In this scenario, appreciated company stock (only) would be distributed out of the plan at age 59½ and older (to avoid penalties). The pre-tax amount (basis) is taxed as ordinary income, while the remaining appreciation (NUA) would be taxed at the long-term capital gains rate when sold. Since the shares are not being rolled into an IRA, but rather a taxable account, no required minimum distributions (RMDs) will be needed from these funds. This technique is complex, so working with your advisers is recommended.

Large positions with high embedded gains. If one has managed to accumulate north of $1 million in one or a few stocks, then an exchange fund may be an option. Like many of the great loopholes, this one is reserved for wealthy individuals who are considered qualified purchasers (QPs) — for simplicity, those with investments (not including primary residence) of $5 million or more.

The concept is as follows: One contributes their highly appreciated position(s) valued at at least $1 million to an exchange fund. In exchange, your investment is diversified into hundreds of positions, including some illiquid holdings (probably real estate) within a fund. After a seven-year period, you can take possession of a diversified “basket” of stocks with the cost basis spread among them.

Because of the complexity of this strategy, it is a must to work with an adviser who is experienced in using them. There are only a couple of providers of this strategy. There are fees and rules associated with exchange funds that must be well understood before utilizing.

Hedging. There are circumstances where one may want to hold on to a concentrated stock position, but also protect on the downside. An option strategy, such as using a “zero-cost collar,” may make sense. While option strategies are complex, and a collar is no exception, the concept is straightforward.

You would simultaneously buy an option to “put” or sell a position at an agreed-upon price, while selling (writing) an option with the right for someone to buy (call) at an agreed-upon price.

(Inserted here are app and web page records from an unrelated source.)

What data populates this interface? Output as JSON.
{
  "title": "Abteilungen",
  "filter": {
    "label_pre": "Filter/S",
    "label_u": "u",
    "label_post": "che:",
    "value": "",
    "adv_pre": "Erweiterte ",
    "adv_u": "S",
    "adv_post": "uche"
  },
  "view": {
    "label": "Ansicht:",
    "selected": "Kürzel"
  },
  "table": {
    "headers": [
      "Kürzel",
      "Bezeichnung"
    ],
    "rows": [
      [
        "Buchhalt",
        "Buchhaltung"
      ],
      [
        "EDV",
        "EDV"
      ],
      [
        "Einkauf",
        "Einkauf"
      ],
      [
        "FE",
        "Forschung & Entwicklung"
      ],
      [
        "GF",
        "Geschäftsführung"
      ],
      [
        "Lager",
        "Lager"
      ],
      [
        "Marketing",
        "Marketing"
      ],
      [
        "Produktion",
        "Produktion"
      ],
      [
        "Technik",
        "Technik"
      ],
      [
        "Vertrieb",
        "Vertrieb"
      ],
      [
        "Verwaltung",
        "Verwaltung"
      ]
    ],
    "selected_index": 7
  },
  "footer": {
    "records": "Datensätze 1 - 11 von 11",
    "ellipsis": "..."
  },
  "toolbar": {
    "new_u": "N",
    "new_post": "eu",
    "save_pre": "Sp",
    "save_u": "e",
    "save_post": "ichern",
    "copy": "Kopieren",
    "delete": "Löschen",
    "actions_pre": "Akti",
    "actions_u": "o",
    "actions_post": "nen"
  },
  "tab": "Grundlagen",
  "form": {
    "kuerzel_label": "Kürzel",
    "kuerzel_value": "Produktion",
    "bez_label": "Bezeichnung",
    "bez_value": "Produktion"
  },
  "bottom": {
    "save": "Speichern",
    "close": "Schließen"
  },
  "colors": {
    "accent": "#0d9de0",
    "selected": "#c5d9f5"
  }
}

For example, suppose I have a position of XYZ Company that comprises a large percentage of my net worth. While I believe that XYZ’s prospects for the future are excellent, I worry that a large decline in value would severely impact my future lifestyle. If XYZ is trading at $100 per share, and I have 10,000 shares, I might utilize a collar. I could buy the right to sell a certain amount of shares of XYZ at $90 per share. Of course, I would execute this right only if XYZ dropped below $90.

At the same time, I could sell (write) a call option to someone who would like to buy XYZ at a price of $110. If XYZ went above $110, then the owner of this contract would want to take advantage of “calling” those shares, which you would need to deliver at $110 per share. If structured properly, the selling of the call will pay for the buying of the put. Roughly speaking, you have protected your downside below $90 and limited your upside above $110.

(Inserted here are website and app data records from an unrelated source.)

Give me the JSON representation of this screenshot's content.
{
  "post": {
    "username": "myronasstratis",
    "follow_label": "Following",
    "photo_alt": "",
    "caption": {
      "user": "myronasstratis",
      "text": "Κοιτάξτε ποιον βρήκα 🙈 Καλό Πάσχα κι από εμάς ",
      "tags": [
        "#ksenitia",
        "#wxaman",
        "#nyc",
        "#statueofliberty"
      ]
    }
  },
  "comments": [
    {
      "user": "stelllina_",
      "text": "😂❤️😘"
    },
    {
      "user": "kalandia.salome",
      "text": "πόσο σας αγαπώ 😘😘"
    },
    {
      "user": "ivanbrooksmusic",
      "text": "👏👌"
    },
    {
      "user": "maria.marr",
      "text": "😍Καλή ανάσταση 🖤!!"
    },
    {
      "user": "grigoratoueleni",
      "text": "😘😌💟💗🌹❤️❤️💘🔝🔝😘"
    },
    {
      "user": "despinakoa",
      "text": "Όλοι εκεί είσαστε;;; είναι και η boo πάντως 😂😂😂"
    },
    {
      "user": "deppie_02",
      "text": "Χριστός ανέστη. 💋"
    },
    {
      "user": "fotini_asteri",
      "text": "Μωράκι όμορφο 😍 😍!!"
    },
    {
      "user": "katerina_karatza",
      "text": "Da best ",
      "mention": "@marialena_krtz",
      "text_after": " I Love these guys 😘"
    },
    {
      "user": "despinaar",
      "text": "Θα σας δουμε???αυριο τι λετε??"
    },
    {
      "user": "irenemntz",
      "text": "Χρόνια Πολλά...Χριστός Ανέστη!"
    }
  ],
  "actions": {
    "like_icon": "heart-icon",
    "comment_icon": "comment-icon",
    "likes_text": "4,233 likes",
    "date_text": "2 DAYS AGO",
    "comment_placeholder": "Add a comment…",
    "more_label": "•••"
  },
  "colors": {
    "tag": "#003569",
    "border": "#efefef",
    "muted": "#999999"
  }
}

Be Careful: Getting It Wrong Can Cost You

If your head is spinning now, you are not alone. There are other options strategies that may make sense for your particular situation as well. Getting this wrong can be a very expensive proposition. Finding a financial adviser who is knowledgeable about options strategies and hedging is key to getting this right.

While we all would love to have bought Amazon the day after its IPO, the reality is that there are many regular investors who will end up with concentrated stock positions. Being realistic about the implications of an outsized hit to your net worth in the event of a major downturn should help navigate your course of action. Thanks to the complexity of IRS regulations combined with myriad alternatives, partnering with a professional can make all the difference.


This article was written by and presents the views of our contributing adviser, not the Kiplinger editorial staff. You can check adviser records with the SEC or with FINRA.

Chris Creed, CFP®, CPWA®
Senior Lead Adviser, Venturi Wealth Management

Chris Creed is a Senior Lead Adviser for Venturi Wealth Management. Chris partners with new clients to organize, plan and manage all aspects of their family's financial life. As a Certified Financial Planner® professional and a Certified Private Wealth Advisor®, Chris creates customized wealth planning strategies unique to highly affluent clients.